Environment Protection Plan:
Looking through this week’s New Zealand Herald, I just found a great letter to the paper, published on Monday, March 21, 2011. This letter is about the nuclear power issue which, really, the whole world faces right now, in the aftermath of the nuclear crisis at the Fukushima Daiichi Nuclear power Plant.
This letter comes from the Associate Professor of Physics at New Zealand’s Auckland University, Peter Wills.
Professor Wills writes that all the world’s energy, around 15 terawatts of power, could, conceivably, be generated by 15,000 “supposedly ‘carbon-zero’ nuclear plants, each producing one gigawatt” of power, but that this would mean that most people would have to live within about 50 kilometres of three or four of them, considering that they would have to be spaced about evenly all around the useable land areas of the world, excluding remote desert areas, mountains and forests.
“Who would want to live that close to a nuclear power plant?”, you may ask. Every nuclear plant is at risk from earthquake damage, and tsunami risk, and we have all seen what has happened at the Fukushima Daiichi Nuclear power Plant. And why should the nuclear option be at all considered by any country, when safe solar power is available to us?
Professor Wills explains how impractical the idea of building so many nuclear power plants would be, since a new nuclear plant would have to be built every day for the next 40 years to arrive at the point where there were enough nuclear power plants to supply the world’s energy, and that the process of commissioning new nuclear plants would continue even after this point, as the old plants would need to be decommissioned, taken down after their time, obviously for safety reasons.
Professor Wills concludes his letter to the NZ Herald by saying:
“Solar power shining on the earth is about 170,000 terawatts. So we need to harness only 0.008 per cent of it to keep up with human consumption.

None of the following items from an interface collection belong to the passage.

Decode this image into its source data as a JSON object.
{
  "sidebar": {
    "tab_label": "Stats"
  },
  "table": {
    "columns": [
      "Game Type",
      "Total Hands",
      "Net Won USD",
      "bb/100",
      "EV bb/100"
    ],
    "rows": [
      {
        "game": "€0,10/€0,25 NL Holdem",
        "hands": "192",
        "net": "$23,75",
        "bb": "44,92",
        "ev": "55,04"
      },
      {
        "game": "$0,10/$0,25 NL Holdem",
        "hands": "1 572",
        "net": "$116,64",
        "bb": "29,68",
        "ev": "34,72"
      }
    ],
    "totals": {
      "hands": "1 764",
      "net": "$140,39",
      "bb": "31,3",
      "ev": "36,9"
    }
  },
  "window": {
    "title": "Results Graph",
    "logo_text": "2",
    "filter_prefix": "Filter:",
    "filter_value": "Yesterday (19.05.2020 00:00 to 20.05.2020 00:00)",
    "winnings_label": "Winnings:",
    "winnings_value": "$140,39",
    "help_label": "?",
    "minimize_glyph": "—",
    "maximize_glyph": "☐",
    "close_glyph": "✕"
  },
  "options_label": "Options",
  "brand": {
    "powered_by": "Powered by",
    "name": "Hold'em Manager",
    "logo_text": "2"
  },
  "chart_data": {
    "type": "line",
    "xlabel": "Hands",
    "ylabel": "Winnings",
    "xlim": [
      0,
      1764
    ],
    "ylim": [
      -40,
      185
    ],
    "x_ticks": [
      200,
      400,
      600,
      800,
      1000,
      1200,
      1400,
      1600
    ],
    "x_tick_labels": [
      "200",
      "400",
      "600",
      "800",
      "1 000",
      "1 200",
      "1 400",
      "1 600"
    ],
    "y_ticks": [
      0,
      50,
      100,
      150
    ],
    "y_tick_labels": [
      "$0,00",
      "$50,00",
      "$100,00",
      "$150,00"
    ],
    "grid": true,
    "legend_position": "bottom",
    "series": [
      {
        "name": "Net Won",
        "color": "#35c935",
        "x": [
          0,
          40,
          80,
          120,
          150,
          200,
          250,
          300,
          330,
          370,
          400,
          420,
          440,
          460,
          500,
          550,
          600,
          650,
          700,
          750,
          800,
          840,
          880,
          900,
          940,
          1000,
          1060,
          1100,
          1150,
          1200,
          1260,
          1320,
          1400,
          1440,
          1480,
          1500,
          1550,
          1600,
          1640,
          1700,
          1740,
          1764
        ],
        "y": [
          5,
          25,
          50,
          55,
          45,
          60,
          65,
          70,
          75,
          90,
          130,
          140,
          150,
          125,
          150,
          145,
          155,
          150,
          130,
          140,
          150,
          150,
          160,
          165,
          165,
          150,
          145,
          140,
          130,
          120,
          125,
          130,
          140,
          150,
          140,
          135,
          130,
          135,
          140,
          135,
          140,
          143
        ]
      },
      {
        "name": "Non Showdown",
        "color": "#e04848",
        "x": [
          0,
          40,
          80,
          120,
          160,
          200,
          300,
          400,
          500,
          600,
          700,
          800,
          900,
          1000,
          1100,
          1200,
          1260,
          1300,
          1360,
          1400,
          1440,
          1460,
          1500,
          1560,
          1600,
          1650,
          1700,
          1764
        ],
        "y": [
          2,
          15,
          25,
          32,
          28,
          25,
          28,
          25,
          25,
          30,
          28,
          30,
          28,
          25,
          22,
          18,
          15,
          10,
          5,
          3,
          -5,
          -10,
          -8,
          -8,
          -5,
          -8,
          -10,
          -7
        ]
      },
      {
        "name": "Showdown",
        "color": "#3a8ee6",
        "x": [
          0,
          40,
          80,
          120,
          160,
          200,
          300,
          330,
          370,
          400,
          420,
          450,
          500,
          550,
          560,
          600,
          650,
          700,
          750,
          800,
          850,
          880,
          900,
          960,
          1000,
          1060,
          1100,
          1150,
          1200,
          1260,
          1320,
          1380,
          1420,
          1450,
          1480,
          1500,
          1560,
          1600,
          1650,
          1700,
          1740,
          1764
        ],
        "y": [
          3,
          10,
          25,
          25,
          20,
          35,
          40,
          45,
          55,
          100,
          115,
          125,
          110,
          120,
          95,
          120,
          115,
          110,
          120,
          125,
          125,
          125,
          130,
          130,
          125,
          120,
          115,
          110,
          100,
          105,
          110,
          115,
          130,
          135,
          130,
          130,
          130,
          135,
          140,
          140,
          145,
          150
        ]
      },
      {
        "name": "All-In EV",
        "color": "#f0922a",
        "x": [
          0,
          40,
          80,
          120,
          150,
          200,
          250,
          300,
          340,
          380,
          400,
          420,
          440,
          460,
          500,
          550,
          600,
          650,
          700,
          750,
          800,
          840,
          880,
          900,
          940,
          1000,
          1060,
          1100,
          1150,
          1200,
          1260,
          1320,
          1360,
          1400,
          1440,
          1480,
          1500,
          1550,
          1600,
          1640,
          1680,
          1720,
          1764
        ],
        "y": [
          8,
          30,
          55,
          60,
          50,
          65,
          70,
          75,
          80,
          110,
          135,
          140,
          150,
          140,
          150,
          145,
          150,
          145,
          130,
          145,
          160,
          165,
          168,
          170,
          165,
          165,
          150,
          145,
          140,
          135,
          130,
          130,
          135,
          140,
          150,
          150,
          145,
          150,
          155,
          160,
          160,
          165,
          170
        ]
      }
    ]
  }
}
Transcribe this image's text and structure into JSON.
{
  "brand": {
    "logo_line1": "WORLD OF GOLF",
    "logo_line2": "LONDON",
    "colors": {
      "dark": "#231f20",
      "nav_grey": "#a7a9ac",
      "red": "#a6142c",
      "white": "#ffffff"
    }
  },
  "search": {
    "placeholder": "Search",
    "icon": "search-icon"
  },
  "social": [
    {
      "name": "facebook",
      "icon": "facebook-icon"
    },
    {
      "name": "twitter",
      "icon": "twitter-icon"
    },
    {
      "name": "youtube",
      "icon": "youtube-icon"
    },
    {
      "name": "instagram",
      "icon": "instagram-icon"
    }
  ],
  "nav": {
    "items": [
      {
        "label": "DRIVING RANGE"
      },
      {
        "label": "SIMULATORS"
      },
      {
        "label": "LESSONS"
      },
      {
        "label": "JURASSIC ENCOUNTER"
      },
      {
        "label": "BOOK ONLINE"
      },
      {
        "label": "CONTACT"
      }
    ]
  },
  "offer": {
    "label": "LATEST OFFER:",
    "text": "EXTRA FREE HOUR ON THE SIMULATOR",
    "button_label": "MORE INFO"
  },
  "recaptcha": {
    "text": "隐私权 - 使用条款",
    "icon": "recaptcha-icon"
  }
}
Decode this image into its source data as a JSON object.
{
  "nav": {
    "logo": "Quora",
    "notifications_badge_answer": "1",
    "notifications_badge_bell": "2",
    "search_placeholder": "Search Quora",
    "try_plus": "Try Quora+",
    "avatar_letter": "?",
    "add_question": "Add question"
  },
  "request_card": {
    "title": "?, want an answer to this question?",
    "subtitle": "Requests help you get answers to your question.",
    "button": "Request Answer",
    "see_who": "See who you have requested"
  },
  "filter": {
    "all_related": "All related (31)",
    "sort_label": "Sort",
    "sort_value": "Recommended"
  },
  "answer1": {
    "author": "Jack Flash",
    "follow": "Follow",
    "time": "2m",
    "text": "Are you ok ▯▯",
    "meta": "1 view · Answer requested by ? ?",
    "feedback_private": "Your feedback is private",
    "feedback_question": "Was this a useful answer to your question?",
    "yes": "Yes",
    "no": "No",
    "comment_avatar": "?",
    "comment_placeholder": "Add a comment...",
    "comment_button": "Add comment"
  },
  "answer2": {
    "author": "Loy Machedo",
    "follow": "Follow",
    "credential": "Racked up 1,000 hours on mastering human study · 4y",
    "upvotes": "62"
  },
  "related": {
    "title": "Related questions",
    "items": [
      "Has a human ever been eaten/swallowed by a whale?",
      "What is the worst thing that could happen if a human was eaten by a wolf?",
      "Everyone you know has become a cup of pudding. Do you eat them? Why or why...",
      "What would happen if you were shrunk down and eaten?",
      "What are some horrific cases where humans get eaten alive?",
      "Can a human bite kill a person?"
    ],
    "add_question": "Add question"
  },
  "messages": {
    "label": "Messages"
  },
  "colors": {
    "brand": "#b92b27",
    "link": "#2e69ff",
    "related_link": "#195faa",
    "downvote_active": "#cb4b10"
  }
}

We have to redirect the global economy to convert virtually all energy use to eco-friendly solar-based sources.The big reactor in the sky is the only one we need”, says Professor Peter Wills.